In 2010, various factors led to the first Leader’s debate taking place:-

– All three leaders felt there would be a benefit from a debate. Brown, behind in the polls, felt that a detailed debate on policy would play to his strengths and that he could demonstrate his success in dealing with the economic crisis. Cameron had made his willingness to debate part of his leadership campaign and was a skilled television performer. For a Liberal Democrat leader any chance to be on equal footing with the leaders of the two main parties was an opportunity not to be missed.

– Sky News promoted the idea and threatened to go ahead with whichever leader turned up. A small group representing Sky, ITV and the BBC, as the three channels hosting the debates, and the three political parties steered the negotiations through.

– In the wake of the expenses scandal there was a feeling that politicians should be seen to be debating openly before the public.

The format was three 90 minute debates on Thursdays a week apart. An editorial team chose questions from the audience (who were not allowed to clap) and from emails, and the presenter then encouraged interaction between the presenters. They took up a lot of campaign time with the leaders using the weekend to prepare and the Friday had to be spent discussing the aftermath.

Media coverage was immense with discussion of how the debates might go and then how they did go dominating election coverage to the exclusion of coverage of issues and the rest of the campaign.

Public reaction was positive, especially among younger people, and half of 18-39 year old said that it helped them make up their mind about how to vote and 80% that they learned more about the parties. 87% of viewers discussed the debates with others and 55% said that it made them more interested in the campaign.


The impact of the first debate was remarkable.

Cameron gave a comparatively wooden performance while Clegg spoke informally straight to the camera.
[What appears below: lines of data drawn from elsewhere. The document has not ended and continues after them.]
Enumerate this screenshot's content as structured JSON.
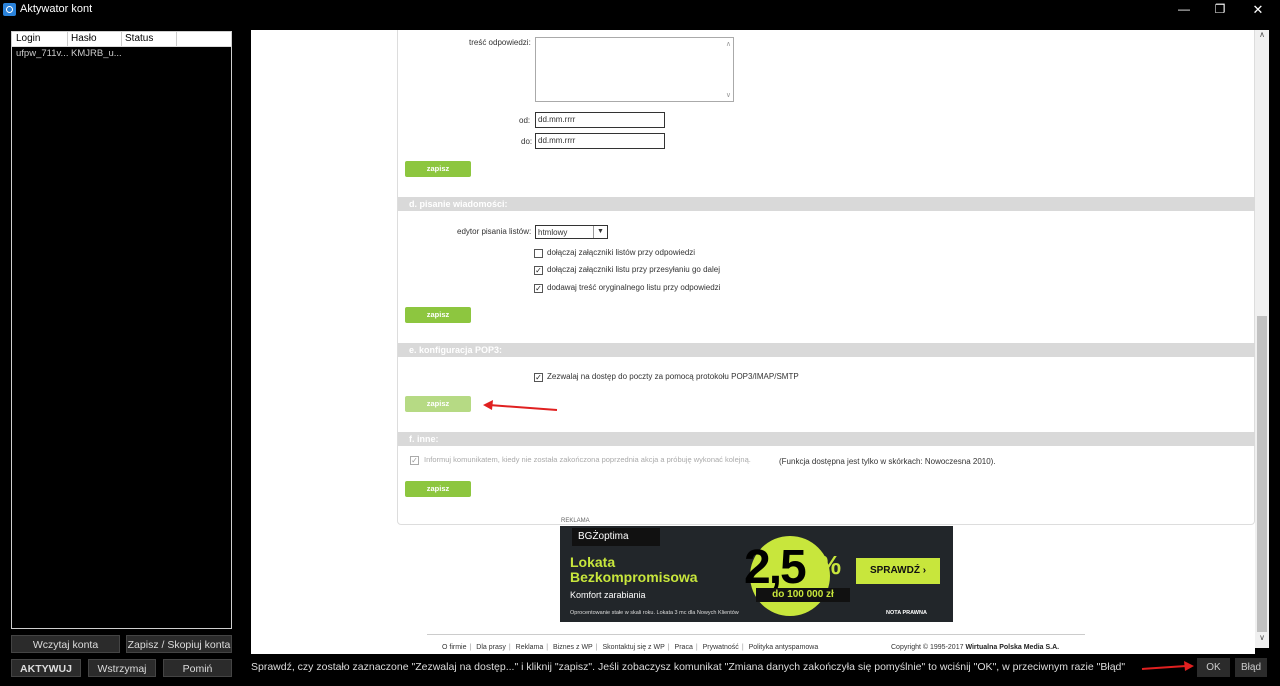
{
  "window": {
    "title": "Aktywator kont"
  },
  "accounts": {
    "columns": [
      "Login",
      "Hasło",
      "Status"
    ],
    "rows": [
      {
        "login": "ufpw_711v...",
        "password": "KMJRB_u...",
        "status": ""
      }
    ]
  },
  "left_buttons": {
    "load": "Wczytaj konta",
    "save": "Zapisz / Skopiuj konta",
    "activate": "AKTYWUJ",
    "pause": "Wstrzymaj",
    "skip": "Pomiń"
  },
  "form": {
    "reply_label": "treść odpowiedzi:",
    "from_label": "od:",
    "from_value": "dd.mm.rrrr",
    "to_label": "do:",
    "to_value": "dd.mm.rrrr",
    "save_label": "zapisz",
    "section_d": "d. pisanie wiadomości:",
    "editor_label": "edytor pisania listów:",
    "editor_value": "htmlowy",
    "checkbox_attach_reply": "dołączaj załączniki listów przy odpowiedzi",
    "checkbox_attach_forward": "dołączaj załączniki listu przy przesyłaniu go dalej",
    "checkbox_original_text": "dodawaj treść oryginalnego listu przy odpowiedzi",
    "section_e": "e. konfiguracja POP3:",
    "checkbox_pop3": "Zezwalaj na dostęp do poczty za pomocą protokołu POP3/IMAP/SMTP",
    "section_f": "f. inne:",
    "checkbox_inform": "Informuj komunikatem, kiedy nie została zakończona poprzednia akcja a próbuję wykonać kolejną.",
    "inform_note": "(Funkcja dostępna jest tylko w skórkach: Nowoczesna 2010)."
  },
  "ad": {
    "label": "REKLAMA",
    "logo": "BGŻoptima",
    "title_line1": "Lokata",
    "title_line2": "Bezkompromisowa",
    "subtitle": "Komfort zarabiania",
    "rate": "2,5",
    "percent": "%",
    "amount": "do 100 000 zł",
    "cta": "SPRAWDŹ  ›",
    "fine_print": "Oprocentowanie stałe w skali roku. Lokata 3 mc dla Nowych Klientów",
    "nota": "NOTA PRAWNA"
  },
  "footer": {
    "links": [
      "O firmie",
      "Dla prasy",
      "Reklama",
      "Biznes z WP",
      "Skontaktuj się z WP",
      "Praca",
      "Prywatność",
      "Polityka antyspamowa"
    ],
    "copyright_prefix": "Copyright © 1995-2017",
    "copyright_company": "Wirtualna Polska Media S.A."
  },
  "bottom_bar": {
    "instruction": "Sprawdź, czy zostało zaznaczone \"Zezwalaj na dostęp...\" i kliknij \"zapisz\". Jeśli zobaczysz komunikat \"Zmiana danych zakończyła się pomyślnie\" to wciśnij \"OK\", w przeciwnym razie \"Błąd\"",
    "ok": "OK",
    "error": "Błąd"
  },
  "colors": {
    "accent_green": "#8dc63f",
    "section_gray": "#d9d9d9",
    "arrow_red": "#e02020"
  }
}
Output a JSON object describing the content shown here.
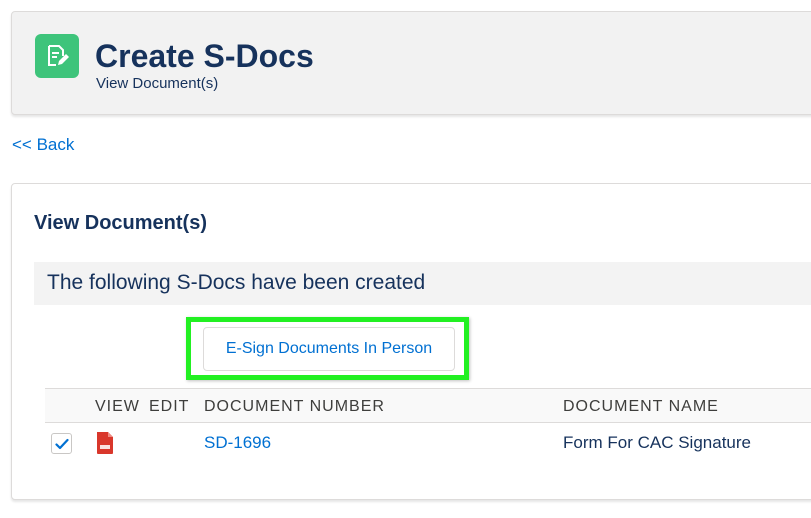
{
  "header": {
    "title": "Create S-Docs",
    "subtitle": "View Document(s)",
    "icon": "document-edit-icon",
    "icon_color": "#3ec47b"
  },
  "back_link": {
    "label": "<< Back"
  },
  "main": {
    "heading": "View Document(s)",
    "notice": "The following S-Docs have been created",
    "esign_button_label": "E-Sign Documents In Person",
    "highlight_color": "#22f022"
  },
  "table": {
    "columns": [
      "VIEW",
      "EDIT",
      "DOCUMENT NUMBER",
      "DOCUMENT NAME"
    ],
    "rows": [
      {
        "checked": true,
        "view_icon": "pdf-icon",
        "document_number": "SD-1696",
        "document_name": "Form For CAC Signature"
      }
    ]
  },
  "colors": {
    "link": "#0070d2",
    "text": "#16325c",
    "pdf": "#d9372b"
  }
}
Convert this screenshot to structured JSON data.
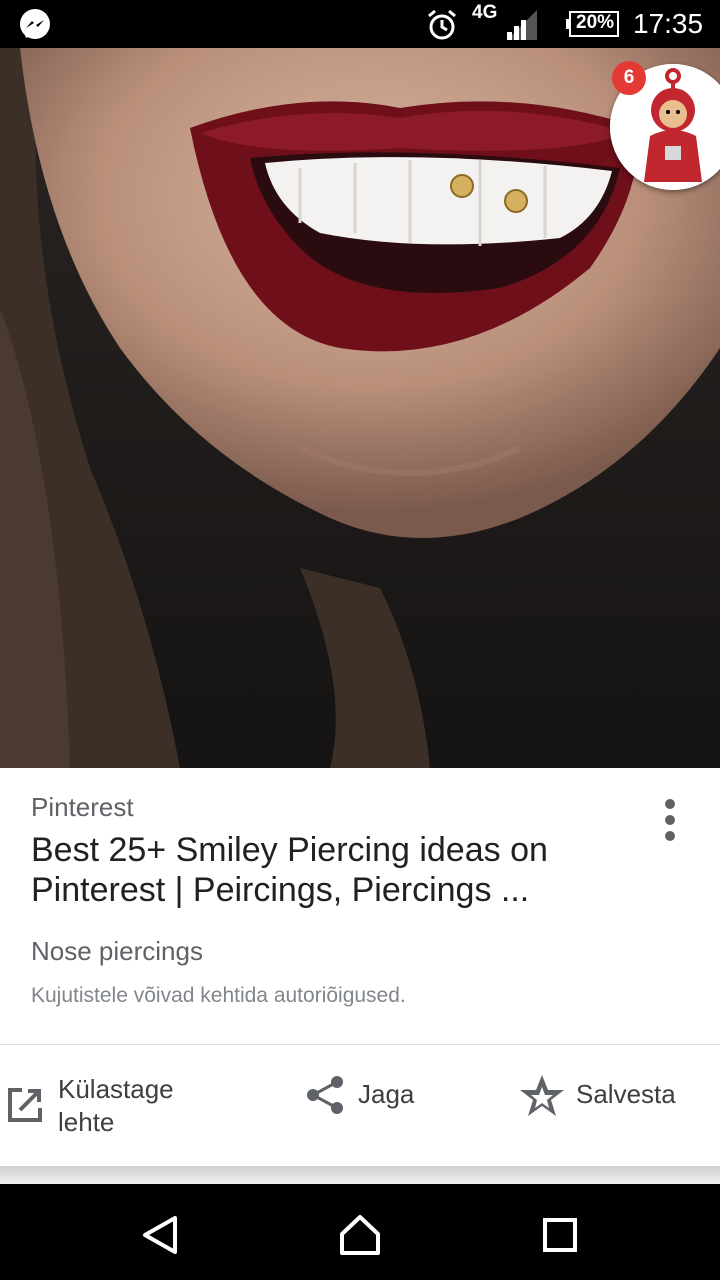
{
  "status_bar": {
    "network": "4G",
    "battery": "20%",
    "time": "17:35",
    "icons": [
      "messenger-icon",
      "alarm-icon",
      "signal-icon",
      "battery-icon"
    ]
  },
  "chat_head": {
    "badge_count": "6"
  },
  "card": {
    "source": "Pinterest",
    "title": "Best 25+ Smiley Piercing ideas on Pinterest | Peircings, Piercings ...",
    "subtitle": "Nose piercings",
    "copyright": "Kujutistele võivad kehtida autoriõigused.",
    "actions": {
      "visit_label_line1": "Külastage",
      "visit_label_line2": "lehte",
      "share_label": "Jaga",
      "save_label": "Salvesta"
    }
  },
  "colors": {
    "badge": "#e53935",
    "text_primary": "#202124",
    "text_secondary": "#5f6368"
  }
}
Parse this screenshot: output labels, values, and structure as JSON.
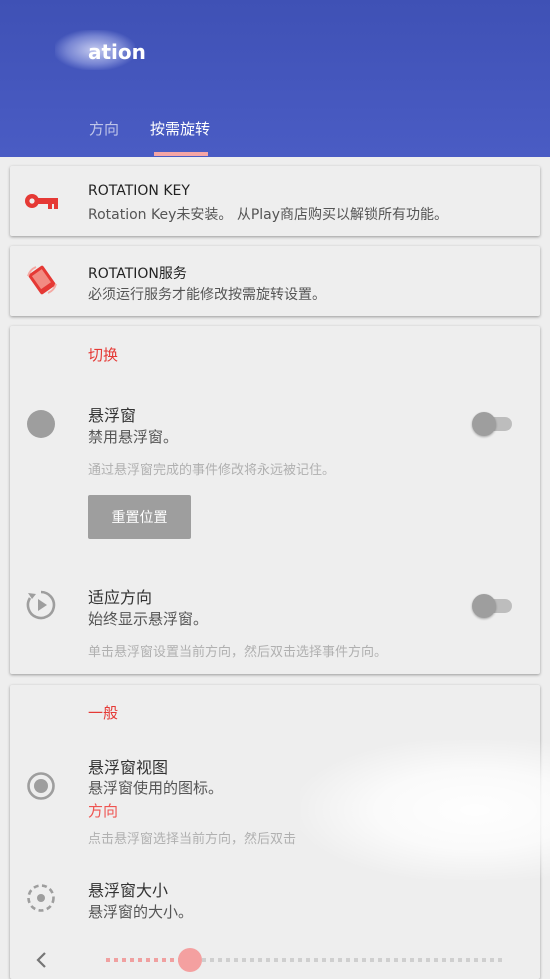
{
  "appbar": {
    "title": "ation",
    "tabs": [
      {
        "label": "方向"
      },
      {
        "label": "按需旋转"
      }
    ]
  },
  "rotation_key": {
    "title": "ROTATION KEY",
    "subtitle": "Rotation Key未安装。 从Play商店购买以解锁所有功能。"
  },
  "rotation_service": {
    "title": "ROTATION服务",
    "subtitle": "必须运行服务才能修改按需旋转设置。"
  },
  "toggle_section": {
    "header": "切换",
    "floating_window": {
      "title": "悬浮窗",
      "subtitle": "禁用悬浮窗。",
      "hint": "通过悬浮窗完成的事件修改将永远被记住。",
      "reset_label": "重置位置"
    },
    "adapt_orientation": {
      "title": "适应方向",
      "subtitle": "始终显示悬浮窗。",
      "hint": "单击悬浮窗设置当前方向，然后双击选择事件方向。"
    }
  },
  "general_section": {
    "header": "一般",
    "floating_view": {
      "title": "悬浮窗视图",
      "subtitle": "悬浮窗使用的图标。",
      "value": "方向",
      "hint": "点击悬浮窗选择当前方向，然后双击"
    },
    "floating_size": {
      "title": "悬浮窗大小",
      "subtitle": "悬浮窗的大小。",
      "slider_fraction": 0.21
    }
  },
  "colors": {
    "primary": "#3f51b5",
    "accent": "#e53935",
    "indicator": "#f5a6a6"
  }
}
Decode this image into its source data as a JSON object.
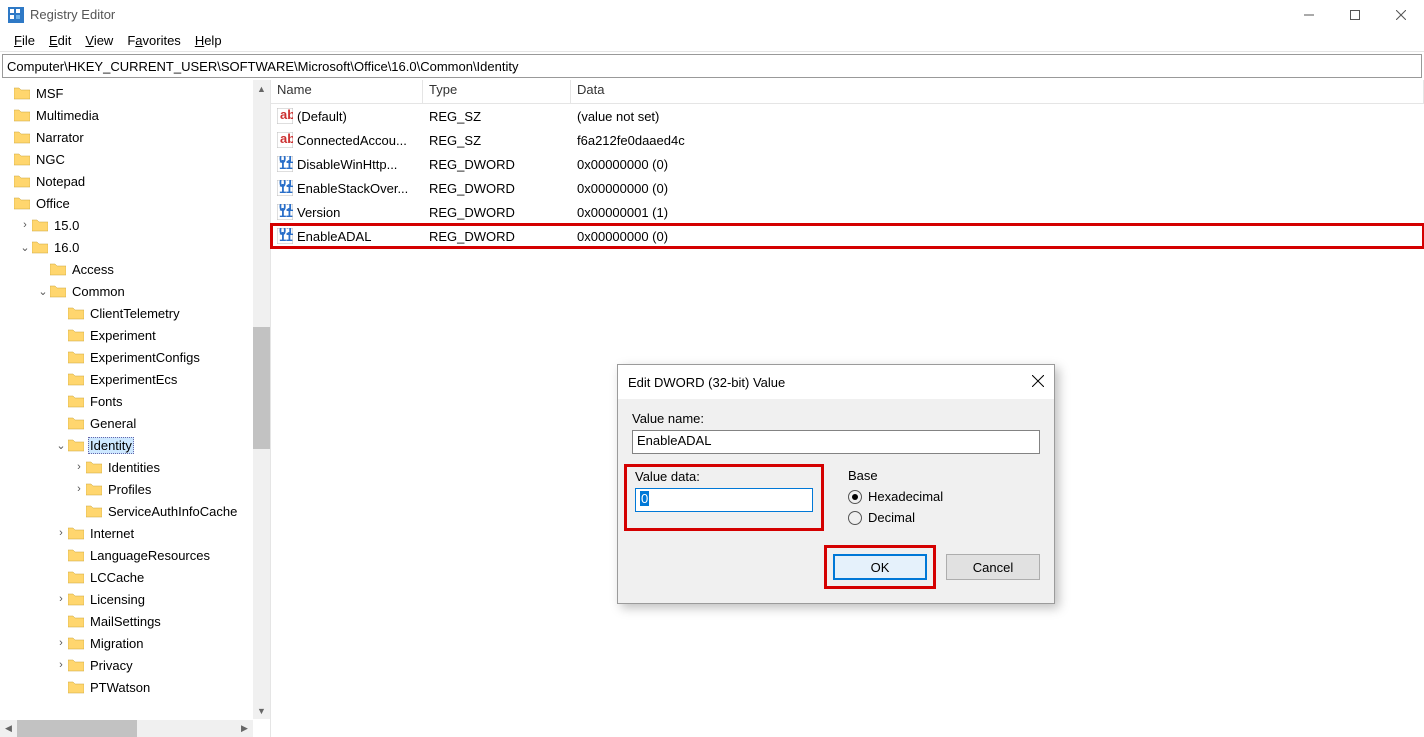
{
  "window": {
    "title": "Registry Editor"
  },
  "menu": {
    "file": "File",
    "edit": "Edit",
    "view": "View",
    "favorites": "Favorites",
    "help": "Help"
  },
  "address": "Computer\\HKEY_CURRENT_USER\\SOFTWARE\\Microsoft\\Office\\16.0\\Common\\Identity",
  "tree": [
    {
      "indent": 0,
      "exp": "",
      "label": "MSF"
    },
    {
      "indent": 0,
      "exp": "",
      "label": "Multimedia"
    },
    {
      "indent": 0,
      "exp": "",
      "label": "Narrator"
    },
    {
      "indent": 0,
      "exp": "",
      "label": "NGC"
    },
    {
      "indent": 0,
      "exp": "",
      "label": "Notepad"
    },
    {
      "indent": 0,
      "exp": "",
      "label": "Office"
    },
    {
      "indent": 1,
      "exp": ">",
      "label": "15.0"
    },
    {
      "indent": 1,
      "exp": "v",
      "label": "16.0"
    },
    {
      "indent": 2,
      "exp": "",
      "label": "Access"
    },
    {
      "indent": 2,
      "exp": "v",
      "label": "Common"
    },
    {
      "indent": 3,
      "exp": "",
      "label": "ClientTelemetry"
    },
    {
      "indent": 3,
      "exp": "",
      "label": "Experiment"
    },
    {
      "indent": 3,
      "exp": "",
      "label": "ExperimentConfigs"
    },
    {
      "indent": 3,
      "exp": "",
      "label": "ExperimentEcs"
    },
    {
      "indent": 3,
      "exp": "",
      "label": "Fonts"
    },
    {
      "indent": 3,
      "exp": "",
      "label": "General"
    },
    {
      "indent": 3,
      "exp": "v",
      "label": "Identity",
      "selected": true
    },
    {
      "indent": 4,
      "exp": ">",
      "label": "Identities"
    },
    {
      "indent": 4,
      "exp": ">",
      "label": "Profiles"
    },
    {
      "indent": 4,
      "exp": "",
      "label": "ServiceAuthInfoCache"
    },
    {
      "indent": 3,
      "exp": ">",
      "label": "Internet"
    },
    {
      "indent": 3,
      "exp": "",
      "label": "LanguageResources"
    },
    {
      "indent": 3,
      "exp": "",
      "label": "LCCache"
    },
    {
      "indent": 3,
      "exp": ">",
      "label": "Licensing"
    },
    {
      "indent": 3,
      "exp": "",
      "label": "MailSettings"
    },
    {
      "indent": 3,
      "exp": ">",
      "label": "Migration"
    },
    {
      "indent": 3,
      "exp": ">",
      "label": "Privacy"
    },
    {
      "indent": 3,
      "exp": "",
      "label": "PTWatson"
    }
  ],
  "list": {
    "cols": {
      "name": "Name",
      "type": "Type",
      "data": "Data"
    },
    "rows": [
      {
        "icon": "sz",
        "name": "(Default)",
        "type": "REG_SZ",
        "data": "(value not set)"
      },
      {
        "icon": "sz",
        "name": "ConnectedAccou...",
        "type": "REG_SZ",
        "data": "f6a212fe0daaed4c"
      },
      {
        "icon": "dw",
        "name": "DisableWinHttp...",
        "type": "REG_DWORD",
        "data": "0x00000000 (0)"
      },
      {
        "icon": "dw",
        "name": "EnableStackOver...",
        "type": "REG_DWORD",
        "data": "0x00000000 (0)"
      },
      {
        "icon": "dw",
        "name": "Version",
        "type": "REG_DWORD",
        "data": "0x00000001 (1)"
      },
      {
        "icon": "dw",
        "name": "EnableADAL",
        "type": "REG_DWORD",
        "data": "0x00000000 (0)",
        "highlight": true
      }
    ]
  },
  "dialog": {
    "title": "Edit DWORD (32-bit) Value",
    "valuename_label": "Value name:",
    "valuename": "EnableADAL",
    "valuedata_label": "Value data:",
    "valuedata": "0",
    "base_label": "Base",
    "base_hex": "Hexadecimal",
    "base_dec": "Decimal",
    "ok": "OK",
    "cancel": "Cancel"
  }
}
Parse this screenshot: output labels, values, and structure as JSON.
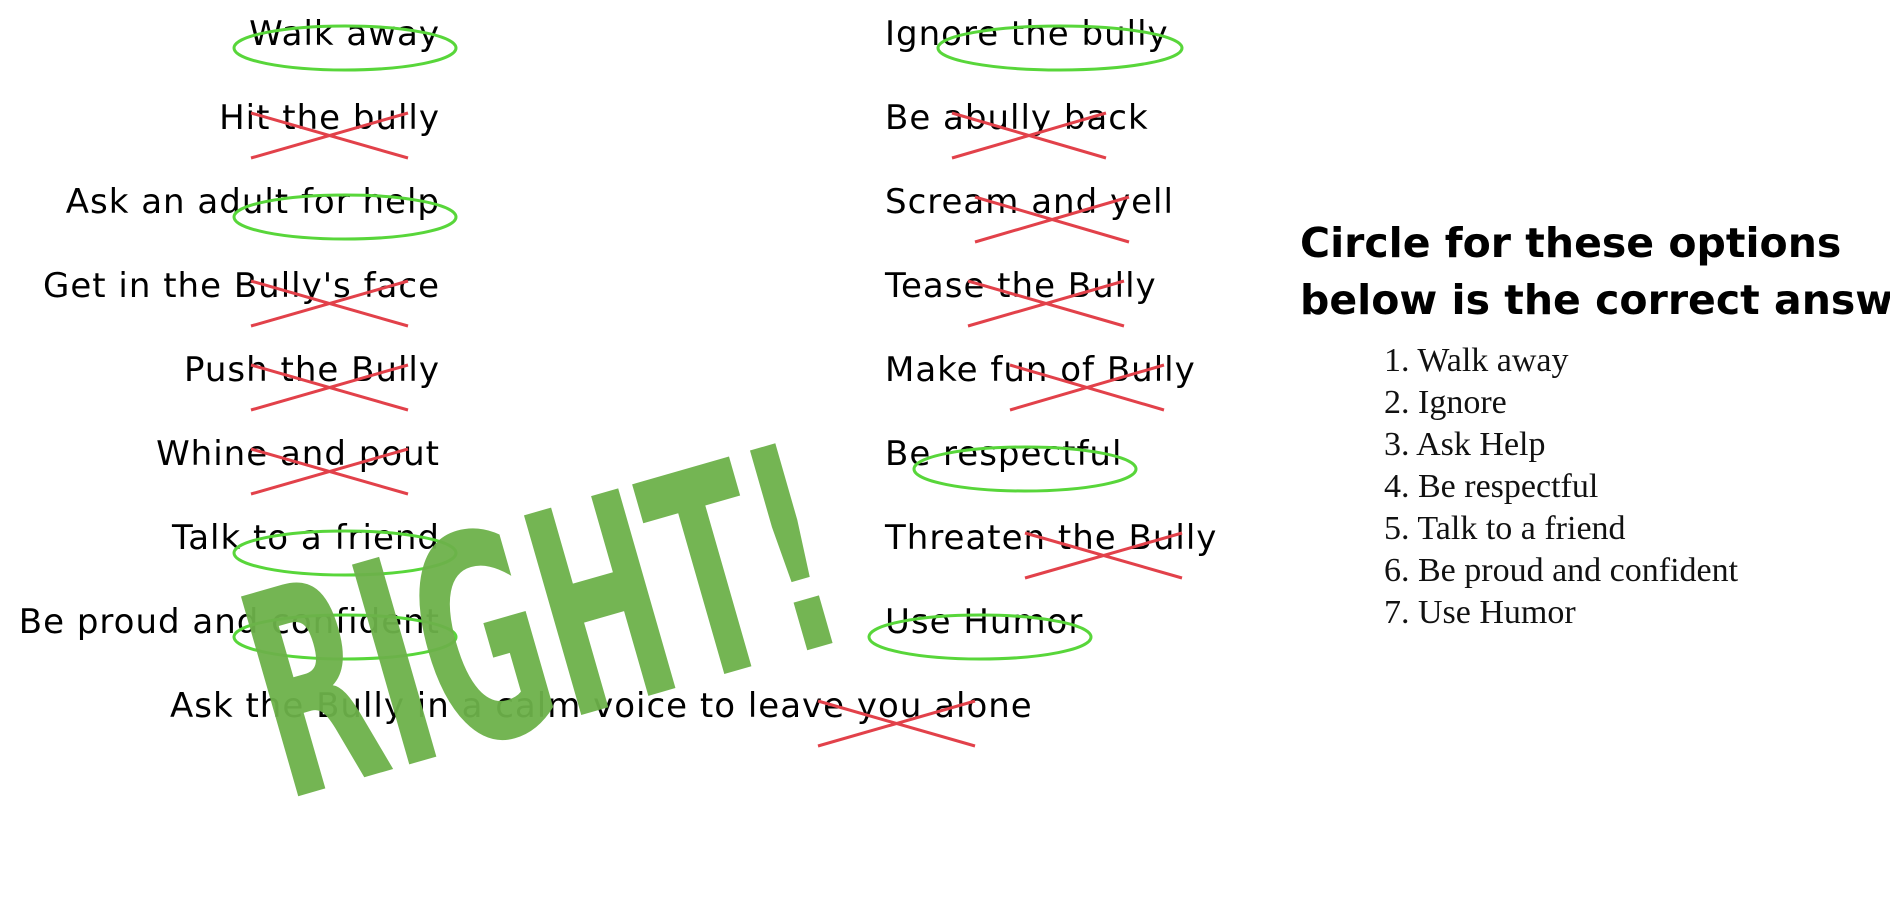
{
  "colors": {
    "circle": "#58d63a",
    "cross": "#e2414a",
    "right_stamp": "#6db24a"
  },
  "left_options": [
    {
      "label": "Walk away",
      "mark": "circle"
    },
    {
      "label": "Hit the bully",
      "mark": "cross"
    },
    {
      "label": "Ask an adult for help",
      "mark": "circle"
    },
    {
      "label": "Get in the Bully's face",
      "mark": "cross"
    },
    {
      "label": "Push the Bully",
      "mark": "cross"
    },
    {
      "label": "Whine and pout",
      "mark": "cross"
    },
    {
      "label": "Talk to a friend",
      "mark": "circle"
    },
    {
      "label": "Be proud and confident",
      "mark": "circle"
    }
  ],
  "right_options": [
    {
      "label": "Ignore the bully",
      "mark": "circle"
    },
    {
      "label": "Be abully back",
      "mark": "cross"
    },
    {
      "label": "Scream and yell",
      "mark": "cross"
    },
    {
      "label": "Tease the Bully",
      "mark": "cross"
    },
    {
      "label": "Make fun of Bully",
      "mark": "cross"
    },
    {
      "label": "Be respectful",
      "mark": "circle"
    },
    {
      "label": "Threaten the Bully",
      "mark": "cross"
    },
    {
      "label": "Use Humor",
      "mark": "circle"
    }
  ],
  "bottom_option": {
    "label": "Ask the Bully in a calm voice to leave you alone",
    "mark": "cross"
  },
  "stamp": "RIGHT!",
  "instructions": {
    "title_line1": "Circle for these options",
    "title_line2": "below is the correct answer",
    "answers": [
      "1. Walk away",
      "2. Ignore",
      "3. Ask Help",
      "4. Be respectful",
      "5. Talk to a friend",
      "6. Be proud and confident",
      "7. Use Humor"
    ]
  }
}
Cameron had, perhaps, been over-coached by advisers studying the US debates on how to look Presidential but this style does not work with British audiences and diverted Cameron from his usual informal style.

Liberal Democrat support shot up 10 points in the opinion polls, after the first debate, and Annette Brooks, who held onto the highly marginal Mid Dorset and Poole seat for the party, remembered that things were very difficult on the doorstep before the first debate but were transformed afterwards.

Although the Lib Dem vote was not in the end as high as the opinion polls were suggesting half of those who said they had changed their vote during the campaign said the debates had influenced them.

The Leader’s Debates 2015

The General Election in 2010 saw the first ever Leader’s Debates before an election. Negotiations for 2015 did not run smooth.

Although entirely down to broadcasters to decide on format there was upset about the inclusion of smaller parties and from David Cameron a refusal to take part unless Natalie Bennett from the Green Party was represented.

Following this broadcasters decided to hold debates that included all seven main UK political party leaders, to include UKIP, the Greens and nationalist parties from Scotland and Wales.

Proposals saw debates being held on 2, 16 and 30 April 2015 during the heart of the campaigning. One of these debates was just between David Cameron and Ed Miliband in a head-to-head although they did not appear on stage together.

Broadcasters said that anyone who did not like the format would be ’empty-chaired’ on the day to show that they chose not to show up.